I've found some workaround for floating point problem in PHP:
precision = 14
342349.23 - 341765.07 = 584.15999999992 // floating point problem
precision = 8
342349.23 - 341765.07 = 584.16 // voila!
precision = 8
A + B = C
A - B = C
// if it fails what if I use 9,10,11 ???
// **how to find when it fails??? **
// mind I don't need to test comparision (round($a-$b,2) == ($a-$b))
echo ($a + $b).','.($a - $b)." vs ";
echo round($a + $b, 2).','.round($a - $b, 2)."\n";
99999999 * 2
Floating-point arithmetic is considered an esoteric subject by many people. This is rather surprising because floating-point is ubiquitous in computer systems.

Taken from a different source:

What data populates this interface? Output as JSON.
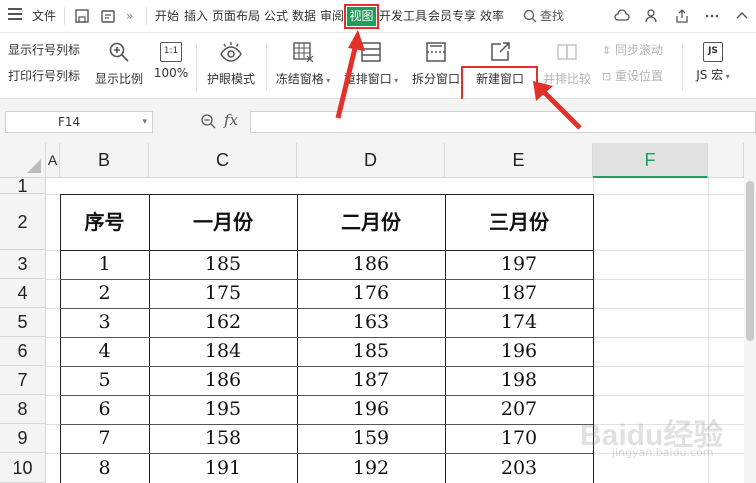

Most fractional numbers don't have an exact representation as a binary fraction, so there is some rounding going on. A good start is What Every Computer Scientist Should Know About Floating-Point Arithmetic

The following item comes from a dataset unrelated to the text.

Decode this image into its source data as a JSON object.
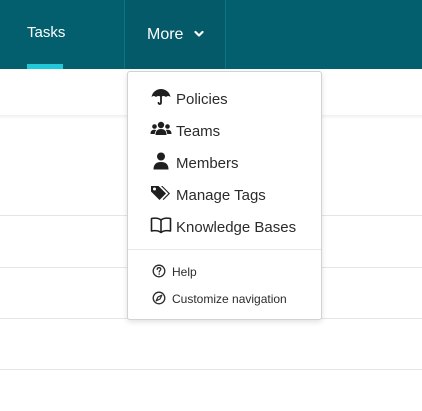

Can I rely on this solution if I need just precise 2 digits calculations (money)?
If you need need precise 2 digits then the answer is NO you can not use the php precision settings to ascertain a 2 digit decimal all the time even if you are
not going to work on numbers higher than 10^6.
During calculations there is possibility that the precision length can be increased if the length is less than 8
If not can you provide me a clear example when this solutions fails?
ini_set('precision', 8); // your precision $a = 5.88 ; // cost of 1kg $q = 2.49 ;// User buys 2.49 kg $b = $a * 0.01 ; // 10% Discount only on first kg ; echo ($a * $q) - $b;
14.5824 <---- not precise 2 digits calculations even if precision is 8
Which php.ini.precision value suits best two digits, money calculations?
Precision and Money calculation are 2 different things ... it's not a good idea to use PHP precision for as a base for your financial calculations or floating point length
Lest Run some example together using
number_format and simple
$a = 342349.23; $b = 341765.07;
ini_set('precision', 20); // set to 20 echo $a - $b, PHP_EOL; echo floatval(round($a - $b, 2)), PHP_EOL; echo number_format($a - $b, 2), PHP_EOL; echo bcsub($a, $b, 2), PHP_EOL;
584.15999999997438863 584.15999999999996817 <----- Round having a party 584.16 584.15 <-------- here is 15 because precision value is 20
ini_set('precision', 14); // change to 14 echo $a - $b, PHP_EOL; echo floatval(round($a - $b, 2)), PHP_EOL; echo number_format($a - $b, 2), PHP_EOL; echo bcsub($a, $b, 2), PHP_EOL;
584.15999999997 584.16 584.16 584.16 <-------- at 14 it changed to 16
ini_set('precision', 6); // change to 6 echo $a - $b, PHP_EOL; echo floatval(round($a - $b, 2)), PHP_EOL; echo number_format($a - $b, 2), PHP_EOL; echo bcsub($a, $b, 2), PHP_EOL;
584.16 584.16 584.16 584.00 <--- at 6 it changed to 00
ini_set('precision', 3); // change to 3 echo $a - $b, PHP_EOL; echo floatval(round($a - $b, 2)), PHP_EOL; echo number_format($a - $b, 2), PHP_EOL; echo bcsub($a, $b, 2), PHP_EOL;
584 584 584.16 <-------------------------------- They only consistent value 0.00 <--- at 3 .. everything is gone
Forget about floating point and just calculate in
cents then later divided by
100 if that is too late just simply use
number_format it looks consistent to me .
Question 1: Is precision workaround gonna fail for numbers between 0..999999.99, where A and B is a number with decimal places? If so please provide me an example
999999.99 at increment of of
0.01 is about
99,999,999 the combination possibility of your loop is
9,999,999,800,000,000 I really don't think anyone would want to run such test for you.
Since floating point are binary numbers with finite precision trying to set
precision would have limited effect to ensure accuracy Here is a simple test :
ini_set('precision', 8); $a = 0.19; $b = 0.16; $c = 0.01; $d = 0.01; $e = 0.01; $f = 0.01; $g = 0.01; $h = $a + $b + $c + $d + $e + $f + $g; echo "Total: " , $h , PHP_EOL; $i = $h-$a; $i = $i-$b; $i = $i-$c; $i = $i-$d; $i = $i-$e; $i = $i-$f; $i = $i-$g; echo $i , PHP_EOL;
Total: 0.4 1.0408341E-17 <--- am sure you would expect 0.00 here ;
echo round($i,2) , PHP_EOL; echo number_format($i,2) , PHP_EOL;
0 0.00 <------ still confirms number_format is most accurate to maintain 2 digit
Question 2: How to estimate/calculate when precision workaround fails? Without such crazy tests? Is there any mathematical*, straight answer for it? How to calculate is gonna to fail or not?
i don't need to know floating point calculations works, but when workaround fails if you know precision, and range of A and B
Not sure what that statement means :)